▶ Items from a data source:
-- Opening Marker --

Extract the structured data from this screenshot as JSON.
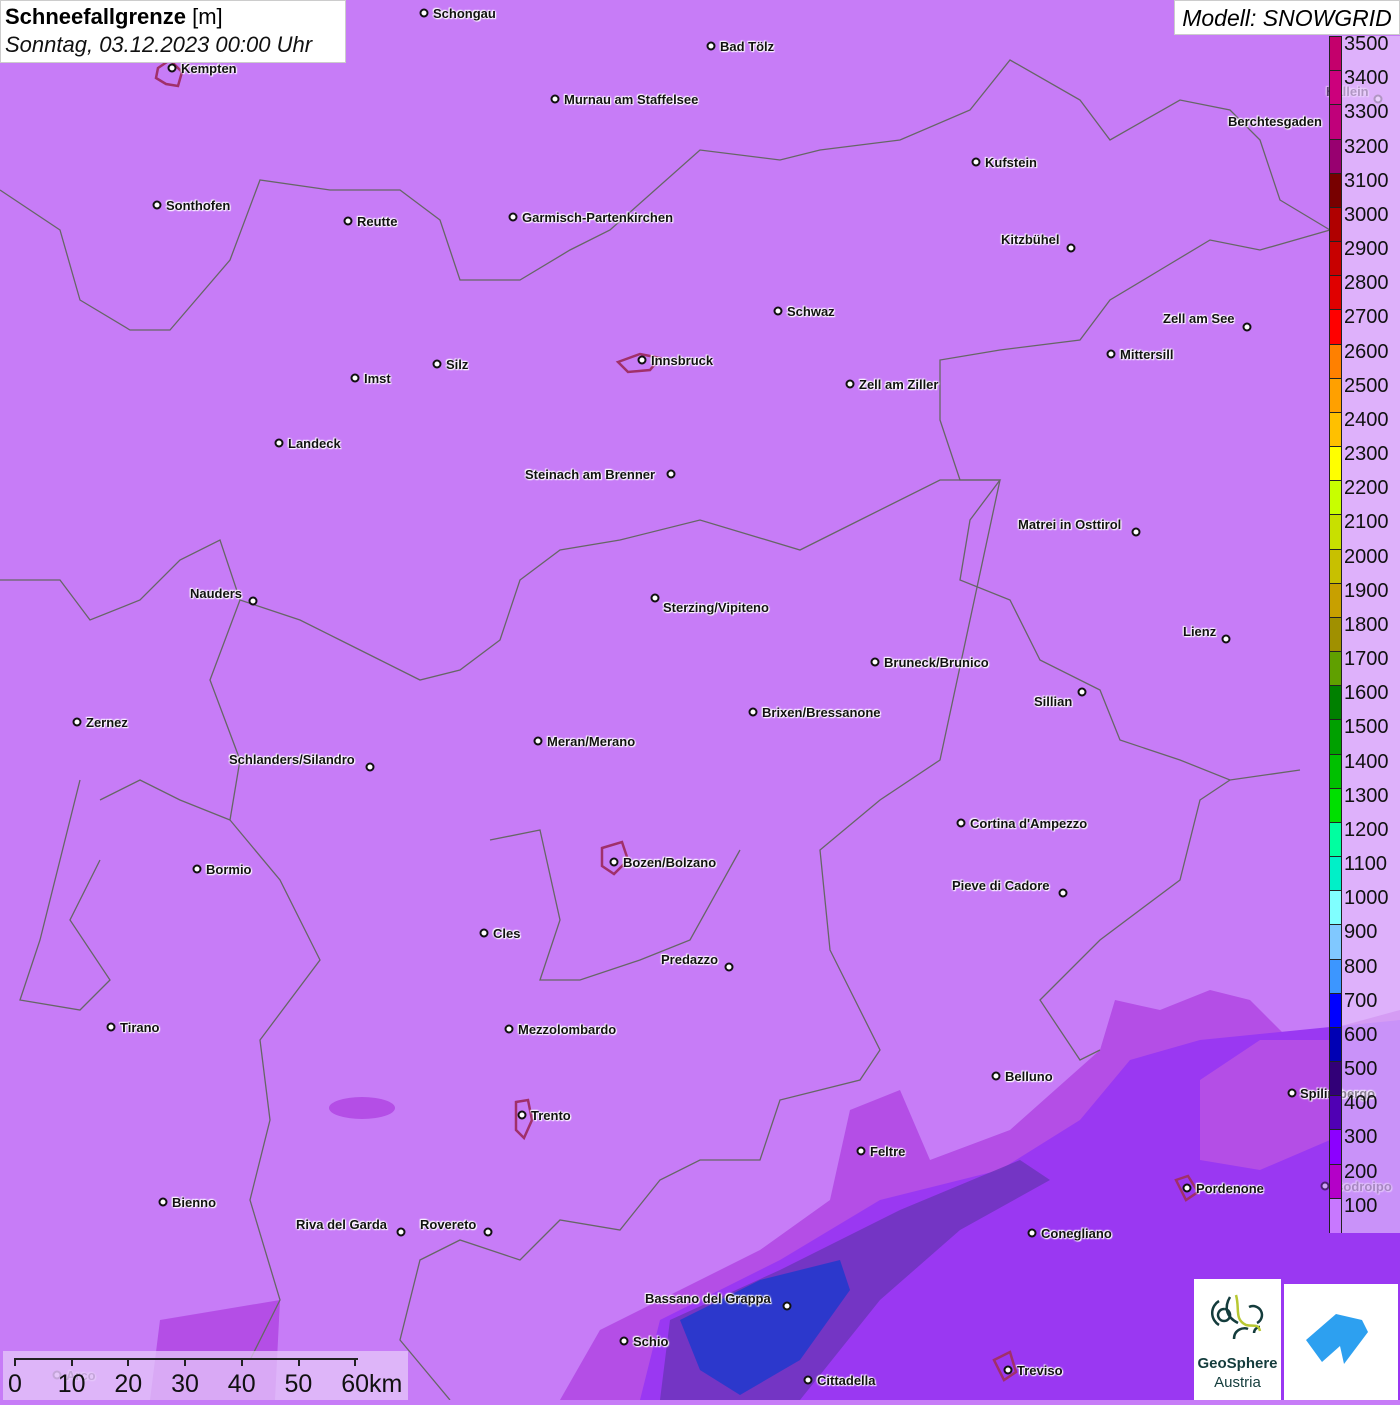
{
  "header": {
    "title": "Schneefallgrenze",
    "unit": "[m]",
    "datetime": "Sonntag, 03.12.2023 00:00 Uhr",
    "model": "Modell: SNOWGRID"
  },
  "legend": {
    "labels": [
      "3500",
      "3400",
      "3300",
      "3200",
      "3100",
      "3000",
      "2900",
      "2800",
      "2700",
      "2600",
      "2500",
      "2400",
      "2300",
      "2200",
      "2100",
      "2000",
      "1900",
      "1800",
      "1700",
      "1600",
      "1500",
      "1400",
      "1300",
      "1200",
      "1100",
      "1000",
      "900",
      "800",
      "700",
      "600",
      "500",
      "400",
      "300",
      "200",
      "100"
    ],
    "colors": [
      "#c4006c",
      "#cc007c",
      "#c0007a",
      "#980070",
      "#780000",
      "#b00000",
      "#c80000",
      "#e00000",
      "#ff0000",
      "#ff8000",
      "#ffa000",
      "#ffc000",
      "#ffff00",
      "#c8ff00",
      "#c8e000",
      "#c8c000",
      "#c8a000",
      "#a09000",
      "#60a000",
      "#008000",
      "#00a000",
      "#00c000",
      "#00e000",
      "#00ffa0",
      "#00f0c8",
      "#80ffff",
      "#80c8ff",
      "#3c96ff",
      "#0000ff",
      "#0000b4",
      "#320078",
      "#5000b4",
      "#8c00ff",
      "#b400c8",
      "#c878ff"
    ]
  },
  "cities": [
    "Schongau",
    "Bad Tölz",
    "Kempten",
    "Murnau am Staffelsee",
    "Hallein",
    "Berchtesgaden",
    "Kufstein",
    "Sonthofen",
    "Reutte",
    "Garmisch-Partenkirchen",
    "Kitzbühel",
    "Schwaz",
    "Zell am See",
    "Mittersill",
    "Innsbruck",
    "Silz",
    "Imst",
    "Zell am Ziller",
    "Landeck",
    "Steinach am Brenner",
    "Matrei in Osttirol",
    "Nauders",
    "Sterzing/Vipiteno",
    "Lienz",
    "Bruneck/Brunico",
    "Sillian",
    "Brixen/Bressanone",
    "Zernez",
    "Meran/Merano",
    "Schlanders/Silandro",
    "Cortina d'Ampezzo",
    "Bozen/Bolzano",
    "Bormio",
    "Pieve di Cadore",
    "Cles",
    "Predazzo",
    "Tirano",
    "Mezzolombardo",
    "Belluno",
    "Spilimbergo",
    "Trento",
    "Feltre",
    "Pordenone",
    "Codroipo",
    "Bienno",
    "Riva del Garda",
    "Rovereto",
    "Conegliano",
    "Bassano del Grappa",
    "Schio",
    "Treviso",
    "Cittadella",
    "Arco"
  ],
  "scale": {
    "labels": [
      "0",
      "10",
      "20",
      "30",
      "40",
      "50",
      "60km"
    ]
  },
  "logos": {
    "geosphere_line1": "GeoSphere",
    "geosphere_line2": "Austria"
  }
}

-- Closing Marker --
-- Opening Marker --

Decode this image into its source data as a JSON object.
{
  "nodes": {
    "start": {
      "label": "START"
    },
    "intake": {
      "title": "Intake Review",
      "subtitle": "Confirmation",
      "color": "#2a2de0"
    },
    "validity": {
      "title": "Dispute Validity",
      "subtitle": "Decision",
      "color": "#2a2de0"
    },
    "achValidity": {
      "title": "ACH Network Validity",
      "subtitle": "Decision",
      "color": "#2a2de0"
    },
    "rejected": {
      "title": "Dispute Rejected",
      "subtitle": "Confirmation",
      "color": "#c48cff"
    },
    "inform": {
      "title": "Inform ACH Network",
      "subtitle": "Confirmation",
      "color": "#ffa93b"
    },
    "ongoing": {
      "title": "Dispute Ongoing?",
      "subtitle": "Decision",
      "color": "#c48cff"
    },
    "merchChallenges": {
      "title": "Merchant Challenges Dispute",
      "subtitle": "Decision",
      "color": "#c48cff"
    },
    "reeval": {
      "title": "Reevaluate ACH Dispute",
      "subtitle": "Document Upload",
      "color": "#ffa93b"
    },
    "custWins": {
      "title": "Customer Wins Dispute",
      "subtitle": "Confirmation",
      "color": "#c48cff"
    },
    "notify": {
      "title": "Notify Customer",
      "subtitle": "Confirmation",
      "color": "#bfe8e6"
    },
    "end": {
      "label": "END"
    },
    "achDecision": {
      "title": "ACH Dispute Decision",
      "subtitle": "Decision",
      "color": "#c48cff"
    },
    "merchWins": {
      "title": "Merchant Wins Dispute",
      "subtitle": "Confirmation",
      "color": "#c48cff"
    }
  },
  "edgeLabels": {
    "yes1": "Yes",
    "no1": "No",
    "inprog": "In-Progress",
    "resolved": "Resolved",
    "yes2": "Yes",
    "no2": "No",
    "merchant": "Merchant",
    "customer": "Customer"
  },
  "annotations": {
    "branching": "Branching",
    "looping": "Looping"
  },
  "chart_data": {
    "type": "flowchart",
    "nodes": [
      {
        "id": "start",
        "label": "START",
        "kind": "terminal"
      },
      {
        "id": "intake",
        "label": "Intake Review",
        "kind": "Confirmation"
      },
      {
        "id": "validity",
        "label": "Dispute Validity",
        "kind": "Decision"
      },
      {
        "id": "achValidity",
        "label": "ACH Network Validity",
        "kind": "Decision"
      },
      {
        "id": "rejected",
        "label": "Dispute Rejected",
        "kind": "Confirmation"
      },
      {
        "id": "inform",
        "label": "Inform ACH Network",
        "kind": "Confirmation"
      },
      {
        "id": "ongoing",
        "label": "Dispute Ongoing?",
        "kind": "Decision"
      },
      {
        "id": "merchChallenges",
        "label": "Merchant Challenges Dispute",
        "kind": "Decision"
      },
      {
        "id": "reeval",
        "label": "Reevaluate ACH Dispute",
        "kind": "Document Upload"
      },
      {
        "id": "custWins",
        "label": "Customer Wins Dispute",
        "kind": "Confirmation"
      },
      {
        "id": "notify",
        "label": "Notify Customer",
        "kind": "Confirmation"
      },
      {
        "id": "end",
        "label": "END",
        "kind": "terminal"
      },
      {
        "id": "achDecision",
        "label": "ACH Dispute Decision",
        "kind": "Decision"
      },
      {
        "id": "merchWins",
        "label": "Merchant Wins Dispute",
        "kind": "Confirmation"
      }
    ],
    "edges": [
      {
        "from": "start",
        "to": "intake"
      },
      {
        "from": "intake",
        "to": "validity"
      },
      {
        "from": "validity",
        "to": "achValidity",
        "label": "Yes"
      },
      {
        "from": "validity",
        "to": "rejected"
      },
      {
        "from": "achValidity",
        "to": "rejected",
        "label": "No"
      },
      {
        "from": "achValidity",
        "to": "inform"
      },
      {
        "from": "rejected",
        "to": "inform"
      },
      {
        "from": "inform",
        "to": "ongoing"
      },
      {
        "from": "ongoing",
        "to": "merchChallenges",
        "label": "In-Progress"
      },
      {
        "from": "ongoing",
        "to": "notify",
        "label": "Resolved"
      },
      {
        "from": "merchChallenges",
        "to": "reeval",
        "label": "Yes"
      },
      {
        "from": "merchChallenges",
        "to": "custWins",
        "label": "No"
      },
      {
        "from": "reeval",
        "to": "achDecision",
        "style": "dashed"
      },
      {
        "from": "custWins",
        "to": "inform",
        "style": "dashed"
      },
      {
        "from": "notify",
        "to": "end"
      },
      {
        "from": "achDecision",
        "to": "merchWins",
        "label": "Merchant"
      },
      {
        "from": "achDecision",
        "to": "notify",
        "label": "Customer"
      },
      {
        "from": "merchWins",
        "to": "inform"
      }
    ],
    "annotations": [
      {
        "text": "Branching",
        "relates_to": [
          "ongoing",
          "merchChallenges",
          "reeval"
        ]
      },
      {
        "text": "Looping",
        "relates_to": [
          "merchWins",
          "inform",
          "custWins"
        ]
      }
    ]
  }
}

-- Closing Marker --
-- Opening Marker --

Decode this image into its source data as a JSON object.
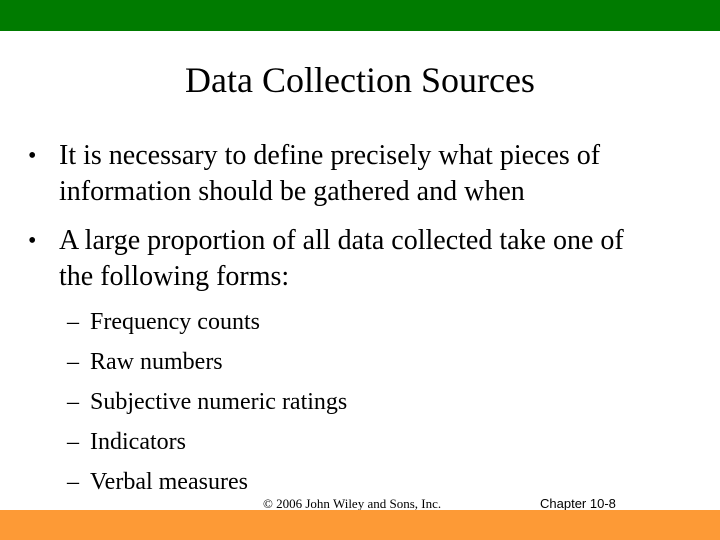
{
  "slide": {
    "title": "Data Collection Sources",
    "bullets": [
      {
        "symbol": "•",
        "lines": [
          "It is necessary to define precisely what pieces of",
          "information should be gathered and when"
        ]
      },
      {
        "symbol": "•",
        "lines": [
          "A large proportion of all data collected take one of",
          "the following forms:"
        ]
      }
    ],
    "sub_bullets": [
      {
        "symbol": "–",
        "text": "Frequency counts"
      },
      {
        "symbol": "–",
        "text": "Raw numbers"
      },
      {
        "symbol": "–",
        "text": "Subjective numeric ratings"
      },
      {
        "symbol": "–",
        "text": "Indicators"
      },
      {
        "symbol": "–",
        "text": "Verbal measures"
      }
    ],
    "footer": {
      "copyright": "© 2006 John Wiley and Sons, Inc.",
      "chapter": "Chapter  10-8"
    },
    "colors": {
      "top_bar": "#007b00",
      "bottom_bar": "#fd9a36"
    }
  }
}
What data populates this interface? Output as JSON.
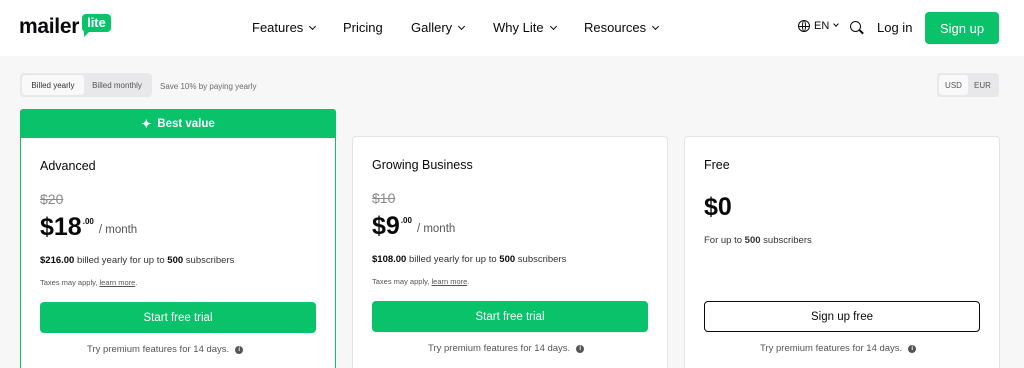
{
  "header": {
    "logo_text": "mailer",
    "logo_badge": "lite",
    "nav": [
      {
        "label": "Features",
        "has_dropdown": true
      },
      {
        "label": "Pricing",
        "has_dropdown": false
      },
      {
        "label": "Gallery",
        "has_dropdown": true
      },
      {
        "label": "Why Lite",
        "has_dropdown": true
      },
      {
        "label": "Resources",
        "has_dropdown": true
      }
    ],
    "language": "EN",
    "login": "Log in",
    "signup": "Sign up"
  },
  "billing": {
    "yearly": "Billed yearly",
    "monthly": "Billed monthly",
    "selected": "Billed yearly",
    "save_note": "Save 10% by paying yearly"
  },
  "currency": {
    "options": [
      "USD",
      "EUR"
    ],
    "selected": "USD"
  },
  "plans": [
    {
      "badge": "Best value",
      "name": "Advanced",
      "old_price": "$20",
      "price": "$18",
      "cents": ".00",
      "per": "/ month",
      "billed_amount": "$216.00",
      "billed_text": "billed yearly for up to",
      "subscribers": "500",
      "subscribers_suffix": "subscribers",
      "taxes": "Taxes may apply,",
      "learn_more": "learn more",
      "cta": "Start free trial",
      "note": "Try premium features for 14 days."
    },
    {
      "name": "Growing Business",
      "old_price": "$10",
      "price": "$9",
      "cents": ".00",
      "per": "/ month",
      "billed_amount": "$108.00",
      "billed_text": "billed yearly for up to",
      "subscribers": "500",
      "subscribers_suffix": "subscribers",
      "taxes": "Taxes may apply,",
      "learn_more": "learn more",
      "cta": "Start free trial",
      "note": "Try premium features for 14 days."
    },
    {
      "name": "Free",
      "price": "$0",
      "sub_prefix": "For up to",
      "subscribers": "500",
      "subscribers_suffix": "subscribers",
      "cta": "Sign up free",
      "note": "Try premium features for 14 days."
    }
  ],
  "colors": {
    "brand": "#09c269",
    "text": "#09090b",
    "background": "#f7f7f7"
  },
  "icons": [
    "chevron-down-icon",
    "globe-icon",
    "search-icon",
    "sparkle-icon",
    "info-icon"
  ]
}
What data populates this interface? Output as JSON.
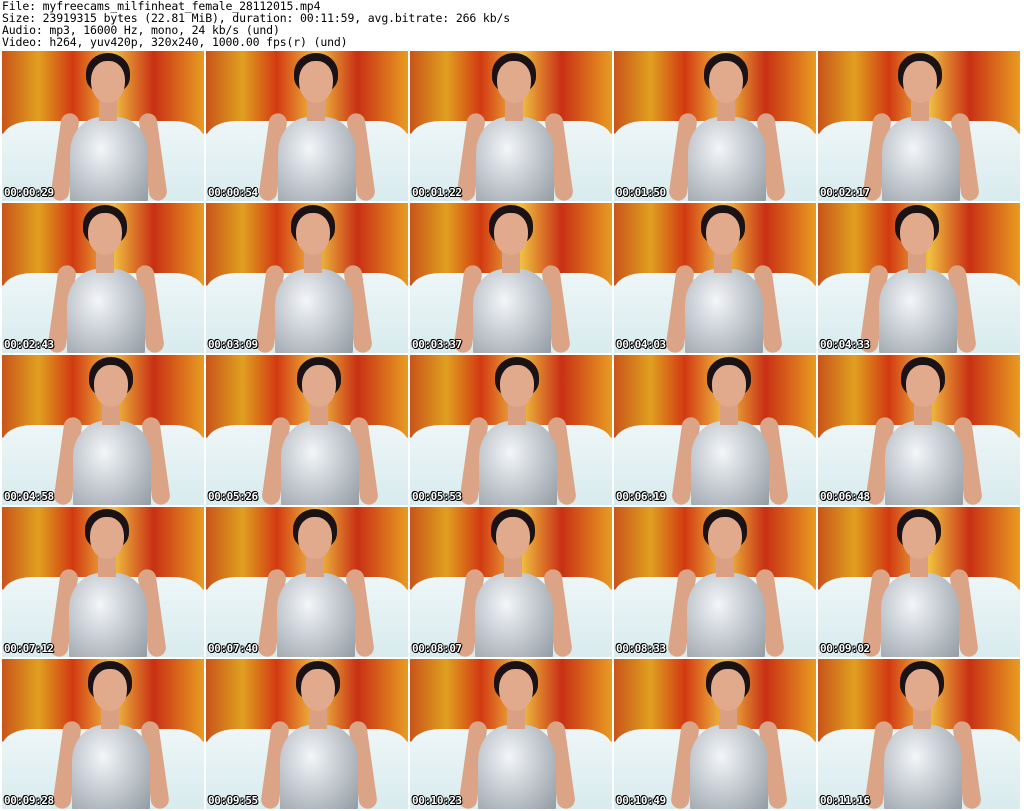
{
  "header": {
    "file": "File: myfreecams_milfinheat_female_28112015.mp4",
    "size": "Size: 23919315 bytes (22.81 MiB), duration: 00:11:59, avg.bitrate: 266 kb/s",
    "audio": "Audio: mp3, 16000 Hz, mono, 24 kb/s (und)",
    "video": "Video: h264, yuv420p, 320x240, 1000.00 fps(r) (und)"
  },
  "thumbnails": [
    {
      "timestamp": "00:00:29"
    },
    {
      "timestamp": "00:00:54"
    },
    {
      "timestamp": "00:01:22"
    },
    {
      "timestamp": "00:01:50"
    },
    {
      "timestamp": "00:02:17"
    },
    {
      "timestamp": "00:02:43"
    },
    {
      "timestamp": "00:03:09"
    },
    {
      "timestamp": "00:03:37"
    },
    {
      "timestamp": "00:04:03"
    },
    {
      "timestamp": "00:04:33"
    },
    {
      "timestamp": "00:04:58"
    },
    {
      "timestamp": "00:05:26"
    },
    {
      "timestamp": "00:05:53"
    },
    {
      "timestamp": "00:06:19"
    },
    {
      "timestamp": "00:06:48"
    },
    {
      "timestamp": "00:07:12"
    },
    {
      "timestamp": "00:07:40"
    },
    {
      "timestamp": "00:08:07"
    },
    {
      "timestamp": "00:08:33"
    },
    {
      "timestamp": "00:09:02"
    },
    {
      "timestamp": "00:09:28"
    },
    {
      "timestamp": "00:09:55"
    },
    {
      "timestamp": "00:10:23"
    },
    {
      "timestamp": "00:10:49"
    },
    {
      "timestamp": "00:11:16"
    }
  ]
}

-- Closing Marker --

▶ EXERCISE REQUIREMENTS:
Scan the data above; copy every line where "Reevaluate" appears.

▶ REPLY:
      "title": "Reevaluate ACH Dispute",
        "label": "Reevaluate ACH Dispute",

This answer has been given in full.